This now kicks the can a little further down the road. 'Epithelium' was coined by Ruysch, but what is the provenance of 'papilla' (or nipple) for the tissue underneath the surface of the lip (or cheek)? This is straightforward visual analogy as that tissue looks like a series of little nipples.

image of cross section of skin showing the papillary layer (looking like a sequence of nipples) and the reticular layer

So in the end the reason for the use of 'thele' (= nipple) for flat looking tissue is that under a cross section it looks like a whole bunch of little protuberant nipples.

Answered by Mitch on December 13, 2020

I think I may have hit upon the rather unpleasant solution.

Here is a picture of a cancer made up of squamous cells.
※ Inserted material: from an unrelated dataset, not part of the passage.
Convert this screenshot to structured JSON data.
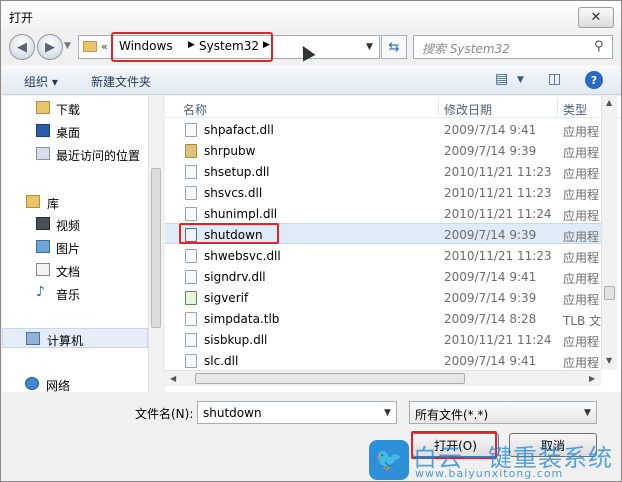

This would have been known of in ancient Greece. It has the appearance of a nipple.

enter image description here

Looking back to a publication of 1841 we see that the epithelium is made up of squamous cells

enter image description here

Answered by chasly - supports Monica on December 13, 2020

As mentioned by the venerable Greybeard, epithelium doesn't have much history in English. I haven't been able to discover much more history in Latin. None of the history mentions the reason the epithelium is called "upon the nipple". So I looked, and a reason is suggested by this image (epithelial cheek cells):

epithelial cheek cells

All the uses of epithelium, including those in the Latin texts, come after development of microscopes capable of showing single cells. So the name might have been suggested by the appearance of the cells as seen through a microscope. Against that theory, the fact that any single cell with a prominant nucleus would appear similar.

Answered by there is no there there on December 13, 2020

The functions of epithelium includes protection, absorption, filtration, excretion, secretion and sensory reception.


Exocrine glands secrete mucus, saliva, earwax, oil, milk, digestive enzymes and other cell products. These products are released through ducts or tubes. In contrast endocrine glands do not have ducts.

epithlial cells are divided as below:

Epithelial Cell Types

If we consider

exocrine, adj.

Having external secretion; designating or pertaining to the discharge of a secretion through a duct or the secretion itself.

then we have the function of the nipple in mammals: "the discharge of a secretion through a duct"

This seems the most obvious origin at a point before the detail of the diagram above was known.

The OED records it as from the mid 18th century:

  1. Anatomy. A non-vascular tissue forming the outer layer of the mucous membrane in animals.

1749 D. Hartley Observ. Man i. ii. 117 The Impressions can easily penetrate the soft Epithelium.

I'm surprised at the lateness of this. I can only think that the (indistinguishable) Latin (epithelium) must have been used before this

Answered by Greybeard on December 13, 2020

Add your own answers!

Related Questions

I grew up IN the east coast vs ON the east coast

5  Asked on June 17, 2021 by silkysand


Correcting a grammar mistake

0  Asked on June 16, 2021 by fatima-ezzahrae-rabaoui


What would you call a person who possesses a certificate?

4  Asked on June 16, 2021 by juraj-lorinc


Why is “No” used here and not “doesn’t”?

1  Asked on June 16, 2021 by jesus-requena


Is saying “candor and honesty” grammatically correct?

4  Asked on June 16, 2021 by scott-chamberlain


Meaning of the phrase “rhetorical flab”

1  Asked on June 16, 2021 by pouyan21


Ask a Question

Get help from others!

© 2022 All rights reserved. Sites we Love: PCI Database, MenuIva, UKBizDB, Menu Kuliner, Sharing RPP